“It makes it a lot harder,” Waller said, noting that it would be more difficult for management to track compliance in multiple places.
While companies broadly support employee vaccinations, they are concerned that a requirement could cause employees to quit at a time when many companies face a shortage of workers, Waller said. In Michigan, Henry Ford Health System announced Tuesday that 400 employees had resigned during the system’s vaccination tenure. Yet this is only about 1% of the health system workforce.
Push from the White House
The White House says the evidence supports the effectiveness of the warrants. He released a report Thursday claiming that immunization requirements in many organizations have helped push their employees’ immunization rates to more than 90 percent – a rate “substantially higher” than the 63 percent. percent of the working-age population who are fully immunized.
Biden implored companies not to wait for the requirement to go into effect.
“My message is to demand that your employees get vaccinated,” he said in remarks Thursday. “With the vaccinations, we will finally beat this pandemic. Without them, we face endless months of chaos in our hospitals, damage to our economy and anxiety in our empty schools and restaurants and far fewer businesses. “
While up to half of unvaccinated workers said in polls that they would quit their jobs rather than be forced to get vaccinated, anecdotal evidence suggests the number who quit may be much smaller.

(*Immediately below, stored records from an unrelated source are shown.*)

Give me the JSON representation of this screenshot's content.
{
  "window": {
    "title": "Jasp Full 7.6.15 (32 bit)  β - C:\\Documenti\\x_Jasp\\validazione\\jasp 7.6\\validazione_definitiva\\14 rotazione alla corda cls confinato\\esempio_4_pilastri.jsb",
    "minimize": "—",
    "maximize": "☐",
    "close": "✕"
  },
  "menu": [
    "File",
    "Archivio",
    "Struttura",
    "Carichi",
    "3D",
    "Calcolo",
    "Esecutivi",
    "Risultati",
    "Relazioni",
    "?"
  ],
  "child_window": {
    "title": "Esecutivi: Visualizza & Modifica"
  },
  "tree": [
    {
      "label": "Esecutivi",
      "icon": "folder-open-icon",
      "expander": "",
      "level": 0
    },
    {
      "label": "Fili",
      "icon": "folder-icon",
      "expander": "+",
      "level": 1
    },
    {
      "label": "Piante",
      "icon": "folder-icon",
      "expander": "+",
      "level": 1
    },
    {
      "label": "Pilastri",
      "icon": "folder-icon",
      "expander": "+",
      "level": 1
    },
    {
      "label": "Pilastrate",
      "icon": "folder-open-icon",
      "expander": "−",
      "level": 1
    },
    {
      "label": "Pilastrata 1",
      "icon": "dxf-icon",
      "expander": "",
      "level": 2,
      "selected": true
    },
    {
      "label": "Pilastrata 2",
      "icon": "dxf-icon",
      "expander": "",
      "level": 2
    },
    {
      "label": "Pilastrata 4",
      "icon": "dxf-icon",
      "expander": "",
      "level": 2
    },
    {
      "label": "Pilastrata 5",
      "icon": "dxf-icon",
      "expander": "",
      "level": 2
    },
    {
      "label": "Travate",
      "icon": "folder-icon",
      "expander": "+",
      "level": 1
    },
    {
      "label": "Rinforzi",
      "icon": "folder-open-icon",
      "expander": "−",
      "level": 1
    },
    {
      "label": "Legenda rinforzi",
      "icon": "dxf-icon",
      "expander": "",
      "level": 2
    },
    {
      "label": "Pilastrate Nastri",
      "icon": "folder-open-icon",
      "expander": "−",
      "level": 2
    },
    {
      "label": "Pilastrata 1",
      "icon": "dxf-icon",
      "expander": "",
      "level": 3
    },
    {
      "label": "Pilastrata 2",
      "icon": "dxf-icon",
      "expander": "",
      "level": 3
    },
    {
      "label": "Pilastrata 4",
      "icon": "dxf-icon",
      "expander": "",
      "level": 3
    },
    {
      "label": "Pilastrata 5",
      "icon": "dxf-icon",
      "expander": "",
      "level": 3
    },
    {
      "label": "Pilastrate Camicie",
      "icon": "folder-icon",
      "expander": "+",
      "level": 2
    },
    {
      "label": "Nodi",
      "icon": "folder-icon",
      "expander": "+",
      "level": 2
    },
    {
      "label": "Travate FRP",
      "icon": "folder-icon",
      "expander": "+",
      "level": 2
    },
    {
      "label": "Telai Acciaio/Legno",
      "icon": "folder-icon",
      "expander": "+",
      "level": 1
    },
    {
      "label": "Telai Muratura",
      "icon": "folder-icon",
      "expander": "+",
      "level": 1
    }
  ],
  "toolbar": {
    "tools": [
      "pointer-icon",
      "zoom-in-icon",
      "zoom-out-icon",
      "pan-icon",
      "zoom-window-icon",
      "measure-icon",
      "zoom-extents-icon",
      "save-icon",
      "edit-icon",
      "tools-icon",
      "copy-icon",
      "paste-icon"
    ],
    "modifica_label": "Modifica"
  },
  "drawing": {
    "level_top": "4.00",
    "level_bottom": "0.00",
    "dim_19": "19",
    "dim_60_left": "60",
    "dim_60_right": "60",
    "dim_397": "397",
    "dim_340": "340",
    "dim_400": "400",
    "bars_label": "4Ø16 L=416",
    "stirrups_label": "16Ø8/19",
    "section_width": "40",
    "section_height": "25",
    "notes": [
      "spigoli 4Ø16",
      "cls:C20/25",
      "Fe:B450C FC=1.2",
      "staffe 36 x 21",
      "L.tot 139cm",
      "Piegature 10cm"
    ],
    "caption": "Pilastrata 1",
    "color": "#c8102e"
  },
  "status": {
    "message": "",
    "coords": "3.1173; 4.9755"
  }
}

Meanwhile, OSHA received a boost in the Covid relief bill that Biden signed in March, which provided $ 100 million for inspectors, a whistleblower program, and health and safety grants. security, according to the Ministry of Labor – all elements of the agency’s enforcement efforts.
“OSHA should emphasize that it will enforce the law rigorously, devote significant resources to inspections and enforcement, and make it widely known that employees should speak out against employers who fail to meet standards. OSHA, ”Gostin said. .
“This combination will have a strong impact,” he said.